* _Instructions for the task_
Down to the last line, reproduce the data below exactly.

* _Data records_
···

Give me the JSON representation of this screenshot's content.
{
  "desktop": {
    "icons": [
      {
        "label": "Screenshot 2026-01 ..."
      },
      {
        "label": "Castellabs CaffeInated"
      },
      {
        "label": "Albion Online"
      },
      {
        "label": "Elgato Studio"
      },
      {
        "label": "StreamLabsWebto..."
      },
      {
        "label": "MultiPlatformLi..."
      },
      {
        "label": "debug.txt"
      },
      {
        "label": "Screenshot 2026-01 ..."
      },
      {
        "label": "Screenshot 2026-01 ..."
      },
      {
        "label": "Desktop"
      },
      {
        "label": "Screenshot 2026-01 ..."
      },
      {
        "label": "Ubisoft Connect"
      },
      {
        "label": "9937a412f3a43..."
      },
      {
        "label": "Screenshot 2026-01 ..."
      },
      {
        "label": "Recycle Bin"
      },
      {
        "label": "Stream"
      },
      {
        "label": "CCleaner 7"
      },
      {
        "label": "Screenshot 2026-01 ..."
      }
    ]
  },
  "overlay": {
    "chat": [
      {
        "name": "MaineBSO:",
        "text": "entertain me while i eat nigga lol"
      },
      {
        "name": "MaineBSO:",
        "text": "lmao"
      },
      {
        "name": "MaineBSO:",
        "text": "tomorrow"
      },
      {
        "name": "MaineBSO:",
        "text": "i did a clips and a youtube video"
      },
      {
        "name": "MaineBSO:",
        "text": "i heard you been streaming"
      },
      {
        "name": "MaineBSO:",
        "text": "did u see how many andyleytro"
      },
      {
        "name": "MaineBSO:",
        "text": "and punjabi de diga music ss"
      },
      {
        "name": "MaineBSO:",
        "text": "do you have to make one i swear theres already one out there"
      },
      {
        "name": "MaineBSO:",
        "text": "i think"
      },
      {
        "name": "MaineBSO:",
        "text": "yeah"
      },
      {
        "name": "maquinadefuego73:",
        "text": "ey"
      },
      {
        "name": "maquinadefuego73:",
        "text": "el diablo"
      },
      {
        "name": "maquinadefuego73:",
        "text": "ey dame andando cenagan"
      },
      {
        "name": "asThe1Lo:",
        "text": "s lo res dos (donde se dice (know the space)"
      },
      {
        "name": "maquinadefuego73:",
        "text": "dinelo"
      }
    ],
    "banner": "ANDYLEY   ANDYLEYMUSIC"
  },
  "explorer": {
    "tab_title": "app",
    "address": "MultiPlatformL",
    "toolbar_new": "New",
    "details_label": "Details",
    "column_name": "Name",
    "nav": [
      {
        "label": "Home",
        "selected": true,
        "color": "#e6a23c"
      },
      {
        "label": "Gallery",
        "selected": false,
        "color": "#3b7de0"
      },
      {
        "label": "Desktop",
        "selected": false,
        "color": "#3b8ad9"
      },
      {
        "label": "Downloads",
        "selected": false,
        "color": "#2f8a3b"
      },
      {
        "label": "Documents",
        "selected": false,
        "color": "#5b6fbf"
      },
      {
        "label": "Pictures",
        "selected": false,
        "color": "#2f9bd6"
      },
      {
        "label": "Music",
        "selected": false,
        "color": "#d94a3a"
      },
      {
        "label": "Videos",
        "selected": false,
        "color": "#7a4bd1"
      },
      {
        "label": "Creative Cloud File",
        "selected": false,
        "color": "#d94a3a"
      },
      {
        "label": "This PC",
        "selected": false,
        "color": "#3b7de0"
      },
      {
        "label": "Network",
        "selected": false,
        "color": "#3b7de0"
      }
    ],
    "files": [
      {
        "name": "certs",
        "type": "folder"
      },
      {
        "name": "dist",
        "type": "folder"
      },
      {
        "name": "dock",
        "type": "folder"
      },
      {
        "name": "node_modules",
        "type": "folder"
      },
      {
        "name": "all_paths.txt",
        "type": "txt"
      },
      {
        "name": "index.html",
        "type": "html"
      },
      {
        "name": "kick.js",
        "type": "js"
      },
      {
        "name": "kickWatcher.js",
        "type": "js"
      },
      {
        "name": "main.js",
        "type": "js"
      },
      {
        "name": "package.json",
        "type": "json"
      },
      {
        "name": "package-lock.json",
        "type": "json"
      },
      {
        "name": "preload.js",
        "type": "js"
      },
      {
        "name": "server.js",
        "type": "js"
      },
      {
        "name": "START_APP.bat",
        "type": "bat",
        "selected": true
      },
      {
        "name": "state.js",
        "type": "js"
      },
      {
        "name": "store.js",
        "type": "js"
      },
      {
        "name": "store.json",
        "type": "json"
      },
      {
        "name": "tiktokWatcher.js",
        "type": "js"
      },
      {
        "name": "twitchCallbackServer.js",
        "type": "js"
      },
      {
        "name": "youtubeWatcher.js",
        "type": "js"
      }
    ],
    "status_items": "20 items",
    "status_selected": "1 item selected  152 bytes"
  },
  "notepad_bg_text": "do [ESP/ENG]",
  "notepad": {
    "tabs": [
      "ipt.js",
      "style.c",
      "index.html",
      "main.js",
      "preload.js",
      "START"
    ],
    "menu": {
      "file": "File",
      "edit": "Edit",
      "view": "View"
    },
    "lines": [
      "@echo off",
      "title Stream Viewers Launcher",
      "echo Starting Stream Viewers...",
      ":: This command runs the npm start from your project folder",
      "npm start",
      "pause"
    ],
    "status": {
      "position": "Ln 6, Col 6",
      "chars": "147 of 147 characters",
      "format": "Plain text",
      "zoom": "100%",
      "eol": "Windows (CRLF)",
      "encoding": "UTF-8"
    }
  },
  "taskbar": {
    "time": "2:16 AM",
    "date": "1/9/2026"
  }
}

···

* _Task solution_
Give me the JSON representation of this screenshot's content.
{
  "desktop": {
    "icons": [
      {
        "label": "Screenshot 2026-01 ..."
      },
      {
        "label": "Castellabs CaffeInated"
      },
      {
        "label": "Albion Online"
      },
      {
        "label": "Elgato Studio"
      },
      {
        "label": "StreamLabsWebto..."
      },
      {
        "label": "MultiPlatformLi..."
      },
      {
        "label": "debug.txt"
      },
      {
        "label": "Screenshot 2026-01 ..."
      },
      {
        "label": "Screenshot 2026-01 ..."
      },
      {
        "label": "Desktop"
      },
      {
        "label": "Screenshot 2026-01 ..."
      },
      {
        "label": "Ubisoft Connect"
      },
      {
        "label": "9937a412f3a43..."
      },
      {
        "label": "Screenshot 2026-01 ..."
      },
      {
        "label": "Recycle Bin"
      },
      {
        "label": "Stream"
      },
      {
        "label": "CCleaner 7"
      },
      {
        "label": "Screenshot 2026-01 ..."
      }
    ]
  },
  "overlay": {
    "chat": [
      {
        "name": "MaineBSO:",
        "text": "entertain me while i eat nigga lol"
      },
      {
        "name": "MaineBSO:",
        "text": "lmao"
      },
      {
        "name": "MaineBSO:",
        "text": "tomorrow"
      },
      {
        "name": "MaineBSO:",
        "text": "i did a clips and a youtube video"
      },
      {
        "name": "MaineBSO:",
        "text": "i heard you been streaming"
      },
      {
        "name": "MaineBSO:",
        "text": "did u see how many andyleytro"
      },
      {
        "name": "MaineBSO:",
        "text": "and punjabi de diga music ss"
      },
      {
        "name": "MaineBSO:",
        "text": "do you have to make one i swear theres already one out there"
      },
      {
        "name": "MaineBSO:",
        "text": "i think"
      },
      {
        "name": "MaineBSO:",
        "text": "yeah"
      },
      {
        "name": "maquinadefuego73:",
        "text": "ey"
      },
      {
        "name": "maquinadefuego73:",
        "text": "el diablo"
      },
      {
        "name": "maquinadefuego73:",
        "text": "ey dame andando cenagan"
      },
      {
        "name": "asThe1Lo:",
        "text": "s lo res dos (donde se dice (know the space)"
      },
      {
        "name": "maquinadefuego73:",
        "text": "dinelo"
      }
    ],
    "banner": "ANDYLEY   ANDYLEYMUSIC"
  },
  "explorer": {
    "tab_title": "app",
    "address": "MultiPlatformL",
    "toolbar_new": "New",
    "details_label": "Details",
    "column_name": "Name",
    "nav": [
      {
        "label": "Home",
        "selected": true,
        "color": "#e6a23c"
      },
      {
        "label": "Gallery",
        "selected": false,
        "color": "#3b7de0"
      },
      {
        "label": "Desktop",
        "selected": false,
        "color": "#3b8ad9"
      },
      {
        "label": "Downloads",
        "selected": false,
        "color": "#2f8a3b"
      },
      {
        "label": "Documents",
        "selected": false,
        "color": "#5b6fbf"
      },
      {
        "label": "Pictures",
        "selected": false,
        "color": "#2f9bd6"
      },
      {
        "label": "Music",
        "selected": false,
        "color": "#d94a3a"
      },
      {
        "label": "Videos",
        "selected": false,
        "color": "#7a4bd1"
      },
      {
        "label": "Creative Cloud File",
        "selected": false,
        "color": "#d94a3a"
      },
      {
        "label": "This PC",
        "selected": false,
        "color": "#3b7de0"
      },
      {
        "label": "Network",
        "selected": false,
        "color": "#3b7de0"
      }
    ],
    "files": [
      {
        "name": "certs",
        "type": "folder"
      },
      {
        "name": "dist",
        "type": "folder"
      },
      {
        "name": "dock",
        "type": "folder"
      },
      {
        "name": "node_modules",
        "type": "folder"
      },
      {
        "name": "all_paths.txt",
        "type": "txt"
      },
      {
        "name": "index.html",
        "type": "html"
      },
      {
        "name": "kick.js",
        "type": "js"
      },
      {
        "name": "kickWatcher.js",
        "type": "js"
      },
      {
        "name": "main.js",
        "type": "js"
      },
      {
        "name": "package.json",
        "type": "json"
      },
      {
        "name": "package-lock.json",
        "type": "json"
      },
      {
        "name": "preload.js",
        "type": "js"
      },
      {
        "name": "server.js",
        "type": "js"
      },
      {
        "name": "START_APP.bat",
        "type": "bat",
        "selected": true
      },
      {
        "name": "state.js",
        "type": "js"
      },
      {
        "name": "store.js",
        "type": "js"
      },
      {
        "name": "store.json",
        "type": "json"
      },
      {
        "name": "tiktokWatcher.js",
        "type": "js"
      },
      {
        "name": "twitchCallbackServer.js",
        "type": "js"
      },
      {
        "name": "youtubeWatcher.js",
        "type": "js"
      }
    ],
    "status_items": "20 items",
    "status_selected": "1 item selected  152 bytes"
  },
  "notepad_bg_text": "do [ESP/ENG]",
  "notepad": {
    "tabs": [
      "ipt.js",
      "style.c",
      "index.html",
      "main.js",
      "preload.js",
      "START"
    ],
    "menu": {
      "file": "File",
      "edit": "Edit",
      "view": "View"
    },
    "lines": [
      "@echo off",
      "title Stream Viewers Launcher",
      "echo Starting Stream Viewers...",
      ":: This command runs the npm start from your project folder",
      "npm start",
      "pause"
    ],
    "status": {
      "position": "Ln 6, Col 6",
      "chars": "147 of 147 characters",
      "format": "Plain text",
      "zoom": "100%",
      "eol": "Windows (CRLF)",
      "encoding": "UTF-8"
    }
  },
  "taskbar": {
    "time": "2:16 AM",
    "date": "1/9/2026"
  }
}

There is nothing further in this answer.